“We miss Southern hospitality,” says Blake, a graphic designer. “There is a certain openness, friendliness, eagerness to connect and socialize that is, let’s say… different in the South than in the North.”
Allison, a native Texan who choreographed the award-winning film Trash Dance through her Forklift Danceworks, agrees. “The sometimes tough northeastern exterior was something to get used to. We have great neighbors in Connecticut and have met lots of good folks here. But it’s different from the very friendly and laid-back life of Austin.”
Southern cooking is another aspect missed by many who move north.
“Tennessee natives embrace comfort food and there is nothing better than Tennessee barbecue,” Curtis Barnes says.
New Wardrobes and Hardware
Moving to the North also means investing in wardrobes that include multitudes of jackets, knit hats, snow pants, boots, gloves, mittens, sweaters, fleeces, long underwear, scarves, hand-warmers and spiky treads for shoes. You’ll need a new arsenal of tools such as ice scrapers, snow brooms, pet-friendly ice melter, road salt, snow tires and snow shovels (no, you don’t use a garden shovel to clear the snow, as one southern transplant learned). You also quickly learn about winter street-parking bans, how to drive in snow and ice, and how to remain serene when municipal snowplows leave heavy piles of snow at the end of your driveway.
“When you live in the South, you don’t know what a roof rake is,” Carolyn Barnes says. “But when you have several feet of heavy snow on the roof of your house, you quickly learn these things.”
While he appreciates the very distinct seasons in the North, Mike Barnes says he misses spring in the South and year-round golf.
“Spring is such a delightful time in Tennessee,” he says. “April is a very cruel month in New England! I’m always hoping/expecting it will be warm, but usually we still have snow on the ground almost until the end of the month.”
Making New Connections
The Barnes and Trabulsi-Orr families say the adjustment to a new place is smoother if you get to know your community. The Barnes family quickly made friends through the boys’ soccer teams, Curtis’ musical endeavors and university gatherings. Curtis, now a student at the University of Massachusetts, is in a band with a friend he met when they were fifth-graders in an Amherst orchestra.
In the North, where it’s easy to fall into “hibernation mode” during the colder months, Carolyn Barnes says it’s important to get out and see what your new community has to offer. Volunteer, visit local shops, or join a community group or exercise program. Other southern transplants say you can meet your new neighbors through community gardens in the growing season.
While the North isn’t as well-known for its hospitality, newcomers can make lasting friendships with a little bit of effort.
“We have met families through our kids’ schools and through work,” Allison Orr says. “We go to school potlucks and family gatherings.”
Putting Down Roots
Although there was a transition period to life in the North, the Barnes family say New England is home and they plan to stay.
“The entire region is a charming place,” Mike says. “The landscape, farms, town centers and walkability almost everywhere are really pleasant changes from where we came from.”
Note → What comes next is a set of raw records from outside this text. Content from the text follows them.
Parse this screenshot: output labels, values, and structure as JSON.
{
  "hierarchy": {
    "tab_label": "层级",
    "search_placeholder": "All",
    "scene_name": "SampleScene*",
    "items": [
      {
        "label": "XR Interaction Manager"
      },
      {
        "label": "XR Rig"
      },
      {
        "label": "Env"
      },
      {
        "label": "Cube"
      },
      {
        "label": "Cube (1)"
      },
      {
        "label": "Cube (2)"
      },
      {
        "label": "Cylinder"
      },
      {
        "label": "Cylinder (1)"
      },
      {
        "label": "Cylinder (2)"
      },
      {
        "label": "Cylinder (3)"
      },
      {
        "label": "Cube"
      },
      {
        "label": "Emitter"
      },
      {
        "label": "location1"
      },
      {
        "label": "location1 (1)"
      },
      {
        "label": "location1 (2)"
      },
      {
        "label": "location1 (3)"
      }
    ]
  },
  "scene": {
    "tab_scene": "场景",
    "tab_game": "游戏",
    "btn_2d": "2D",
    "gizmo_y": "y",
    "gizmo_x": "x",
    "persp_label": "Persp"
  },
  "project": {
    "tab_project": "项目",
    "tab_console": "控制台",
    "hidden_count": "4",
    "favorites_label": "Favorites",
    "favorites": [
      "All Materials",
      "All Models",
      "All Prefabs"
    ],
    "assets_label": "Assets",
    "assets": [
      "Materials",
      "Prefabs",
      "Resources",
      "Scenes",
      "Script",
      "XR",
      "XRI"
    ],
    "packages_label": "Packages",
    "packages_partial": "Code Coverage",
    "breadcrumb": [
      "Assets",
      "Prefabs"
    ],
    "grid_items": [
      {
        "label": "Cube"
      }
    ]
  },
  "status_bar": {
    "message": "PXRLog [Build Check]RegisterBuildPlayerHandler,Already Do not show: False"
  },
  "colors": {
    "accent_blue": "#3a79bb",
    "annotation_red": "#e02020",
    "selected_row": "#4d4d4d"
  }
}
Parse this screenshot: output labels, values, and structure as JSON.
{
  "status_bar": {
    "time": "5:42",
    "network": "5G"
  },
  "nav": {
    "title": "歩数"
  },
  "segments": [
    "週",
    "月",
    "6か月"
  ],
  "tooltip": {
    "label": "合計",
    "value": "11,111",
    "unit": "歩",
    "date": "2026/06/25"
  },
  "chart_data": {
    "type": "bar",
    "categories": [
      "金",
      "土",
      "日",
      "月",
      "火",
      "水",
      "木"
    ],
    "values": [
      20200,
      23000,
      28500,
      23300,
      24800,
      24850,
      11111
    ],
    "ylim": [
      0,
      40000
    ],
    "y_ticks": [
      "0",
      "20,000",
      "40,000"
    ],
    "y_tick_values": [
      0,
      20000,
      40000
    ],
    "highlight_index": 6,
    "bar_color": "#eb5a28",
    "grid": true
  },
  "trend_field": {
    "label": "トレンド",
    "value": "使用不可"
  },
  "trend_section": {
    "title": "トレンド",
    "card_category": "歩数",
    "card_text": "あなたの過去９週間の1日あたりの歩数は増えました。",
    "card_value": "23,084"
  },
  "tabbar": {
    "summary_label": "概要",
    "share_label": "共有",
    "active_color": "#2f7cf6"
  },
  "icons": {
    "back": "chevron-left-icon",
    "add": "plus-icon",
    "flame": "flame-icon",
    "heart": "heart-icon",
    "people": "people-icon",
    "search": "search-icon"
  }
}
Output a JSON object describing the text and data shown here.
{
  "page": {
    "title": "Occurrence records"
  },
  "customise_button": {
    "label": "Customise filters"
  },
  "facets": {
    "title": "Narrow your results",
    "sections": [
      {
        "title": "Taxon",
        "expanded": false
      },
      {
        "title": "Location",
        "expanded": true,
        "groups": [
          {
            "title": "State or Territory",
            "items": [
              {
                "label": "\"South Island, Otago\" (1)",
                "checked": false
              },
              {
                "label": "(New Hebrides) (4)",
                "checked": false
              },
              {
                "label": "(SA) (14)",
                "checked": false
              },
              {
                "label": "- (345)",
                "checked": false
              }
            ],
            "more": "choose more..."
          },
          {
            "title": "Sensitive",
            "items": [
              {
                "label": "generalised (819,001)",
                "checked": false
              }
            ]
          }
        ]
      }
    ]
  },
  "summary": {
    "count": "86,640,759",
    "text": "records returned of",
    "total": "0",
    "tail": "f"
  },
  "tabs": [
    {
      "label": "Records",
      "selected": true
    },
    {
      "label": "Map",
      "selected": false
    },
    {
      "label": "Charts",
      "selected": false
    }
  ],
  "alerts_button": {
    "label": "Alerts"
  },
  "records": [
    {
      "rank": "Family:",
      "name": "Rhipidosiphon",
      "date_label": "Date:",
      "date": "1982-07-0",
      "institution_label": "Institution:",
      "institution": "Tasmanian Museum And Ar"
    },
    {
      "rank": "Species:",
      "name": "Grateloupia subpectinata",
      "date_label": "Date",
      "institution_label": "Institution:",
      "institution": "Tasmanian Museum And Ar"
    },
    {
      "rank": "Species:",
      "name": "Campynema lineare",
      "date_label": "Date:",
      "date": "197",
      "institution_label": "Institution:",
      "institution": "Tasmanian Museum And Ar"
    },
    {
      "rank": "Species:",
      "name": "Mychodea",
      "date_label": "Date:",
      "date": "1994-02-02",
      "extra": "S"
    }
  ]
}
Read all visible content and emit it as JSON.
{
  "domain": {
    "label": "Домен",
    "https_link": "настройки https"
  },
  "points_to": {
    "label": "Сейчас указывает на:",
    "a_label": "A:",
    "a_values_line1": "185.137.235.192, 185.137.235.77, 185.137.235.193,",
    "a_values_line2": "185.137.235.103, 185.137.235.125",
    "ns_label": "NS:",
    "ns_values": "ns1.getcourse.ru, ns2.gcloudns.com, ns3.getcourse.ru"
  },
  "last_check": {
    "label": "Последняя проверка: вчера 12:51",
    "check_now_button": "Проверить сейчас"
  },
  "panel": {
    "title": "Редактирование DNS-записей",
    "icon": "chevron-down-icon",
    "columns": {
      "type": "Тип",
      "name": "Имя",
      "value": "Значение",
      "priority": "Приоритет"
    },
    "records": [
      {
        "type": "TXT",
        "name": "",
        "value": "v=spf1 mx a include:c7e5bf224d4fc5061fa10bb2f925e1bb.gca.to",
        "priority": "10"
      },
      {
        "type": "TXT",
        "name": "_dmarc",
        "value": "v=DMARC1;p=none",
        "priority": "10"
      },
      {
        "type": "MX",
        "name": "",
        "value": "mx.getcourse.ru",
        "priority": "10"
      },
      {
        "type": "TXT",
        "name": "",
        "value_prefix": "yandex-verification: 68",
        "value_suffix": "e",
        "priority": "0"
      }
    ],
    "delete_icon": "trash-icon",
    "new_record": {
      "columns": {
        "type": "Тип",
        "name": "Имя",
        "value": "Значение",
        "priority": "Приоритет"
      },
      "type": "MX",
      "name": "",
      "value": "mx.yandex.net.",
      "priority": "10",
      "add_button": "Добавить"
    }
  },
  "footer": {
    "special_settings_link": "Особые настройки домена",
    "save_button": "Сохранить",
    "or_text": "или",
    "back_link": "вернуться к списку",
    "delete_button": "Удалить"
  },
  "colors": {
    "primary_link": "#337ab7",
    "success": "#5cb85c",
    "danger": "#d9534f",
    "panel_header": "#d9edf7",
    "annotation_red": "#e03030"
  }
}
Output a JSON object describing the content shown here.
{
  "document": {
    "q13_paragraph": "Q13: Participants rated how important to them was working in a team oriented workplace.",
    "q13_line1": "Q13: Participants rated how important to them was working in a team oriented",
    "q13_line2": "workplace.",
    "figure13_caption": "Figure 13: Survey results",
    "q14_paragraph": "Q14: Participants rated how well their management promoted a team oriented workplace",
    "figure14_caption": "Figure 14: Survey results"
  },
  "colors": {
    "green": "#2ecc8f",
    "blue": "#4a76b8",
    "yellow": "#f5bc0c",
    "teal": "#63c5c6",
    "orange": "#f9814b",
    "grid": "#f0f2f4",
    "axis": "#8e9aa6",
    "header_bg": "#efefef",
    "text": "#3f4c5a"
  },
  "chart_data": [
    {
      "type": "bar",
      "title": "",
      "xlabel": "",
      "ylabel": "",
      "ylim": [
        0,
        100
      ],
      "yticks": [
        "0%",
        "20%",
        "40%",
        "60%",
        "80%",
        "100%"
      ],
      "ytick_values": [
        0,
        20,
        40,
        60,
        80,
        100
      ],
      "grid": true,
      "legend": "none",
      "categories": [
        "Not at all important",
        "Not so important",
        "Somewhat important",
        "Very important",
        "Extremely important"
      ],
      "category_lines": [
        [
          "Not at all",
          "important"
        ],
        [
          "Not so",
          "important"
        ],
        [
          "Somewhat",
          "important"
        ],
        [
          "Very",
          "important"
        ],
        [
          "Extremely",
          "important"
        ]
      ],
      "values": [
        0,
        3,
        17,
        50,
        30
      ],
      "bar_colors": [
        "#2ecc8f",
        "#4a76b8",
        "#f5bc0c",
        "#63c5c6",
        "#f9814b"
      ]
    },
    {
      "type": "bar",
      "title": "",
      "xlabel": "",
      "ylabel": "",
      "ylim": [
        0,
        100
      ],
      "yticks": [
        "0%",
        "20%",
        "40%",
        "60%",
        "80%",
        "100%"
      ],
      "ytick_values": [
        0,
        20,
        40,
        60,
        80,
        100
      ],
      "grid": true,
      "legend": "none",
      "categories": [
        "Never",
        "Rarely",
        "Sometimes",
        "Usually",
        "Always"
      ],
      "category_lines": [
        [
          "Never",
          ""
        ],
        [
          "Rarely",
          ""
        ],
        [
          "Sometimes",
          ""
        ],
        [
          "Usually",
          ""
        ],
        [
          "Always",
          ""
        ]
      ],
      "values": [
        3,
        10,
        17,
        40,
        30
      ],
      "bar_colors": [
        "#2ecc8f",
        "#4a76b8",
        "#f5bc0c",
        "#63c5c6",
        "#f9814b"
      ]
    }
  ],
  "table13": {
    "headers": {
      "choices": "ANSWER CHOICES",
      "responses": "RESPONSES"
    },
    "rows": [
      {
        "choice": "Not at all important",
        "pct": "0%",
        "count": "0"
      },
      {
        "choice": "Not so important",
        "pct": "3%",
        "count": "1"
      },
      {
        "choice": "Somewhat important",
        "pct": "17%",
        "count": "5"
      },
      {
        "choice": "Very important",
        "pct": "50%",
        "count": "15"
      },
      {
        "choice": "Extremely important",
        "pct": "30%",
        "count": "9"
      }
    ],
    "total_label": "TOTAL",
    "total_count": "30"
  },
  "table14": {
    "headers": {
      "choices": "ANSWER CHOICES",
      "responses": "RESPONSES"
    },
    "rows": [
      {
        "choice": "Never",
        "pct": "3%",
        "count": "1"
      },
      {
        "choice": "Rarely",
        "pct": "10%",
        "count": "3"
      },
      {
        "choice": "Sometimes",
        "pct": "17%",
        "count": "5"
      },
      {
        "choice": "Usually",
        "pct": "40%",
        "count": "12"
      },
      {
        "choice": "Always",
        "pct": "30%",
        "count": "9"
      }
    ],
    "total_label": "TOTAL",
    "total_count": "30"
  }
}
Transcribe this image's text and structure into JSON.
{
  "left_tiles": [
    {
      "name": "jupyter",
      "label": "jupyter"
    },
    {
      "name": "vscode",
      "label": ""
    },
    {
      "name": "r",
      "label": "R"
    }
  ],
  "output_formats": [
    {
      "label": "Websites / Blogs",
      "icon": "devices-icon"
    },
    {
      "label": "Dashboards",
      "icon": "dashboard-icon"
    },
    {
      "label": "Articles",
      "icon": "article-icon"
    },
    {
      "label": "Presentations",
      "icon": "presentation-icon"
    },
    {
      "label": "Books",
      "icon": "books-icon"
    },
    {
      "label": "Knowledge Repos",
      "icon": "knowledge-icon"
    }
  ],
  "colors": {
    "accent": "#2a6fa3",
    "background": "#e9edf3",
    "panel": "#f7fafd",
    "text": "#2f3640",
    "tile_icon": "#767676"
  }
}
The Trabulsi-Orr family must move back to Austin after Allison’s position at Wesleyan ends, but they say they will miss life in New England and will return to visit.
“We love the terrain — all the trees, rock formations, coast lines of New England,” Blake says. “We like the proximity to other cities, towns and states. We take lots of weekend and day trips to places like New York City, Montreal, Rhode Island and Maine. And we love experiencing actual seasons in the North.”
“Living in New England is comfortable and quaint and fun. I love the walkability factor of Amherst and the focus on education. There are not many places left in our country that still look like they did a couple hundred years ago — history is cherished and preserved here.”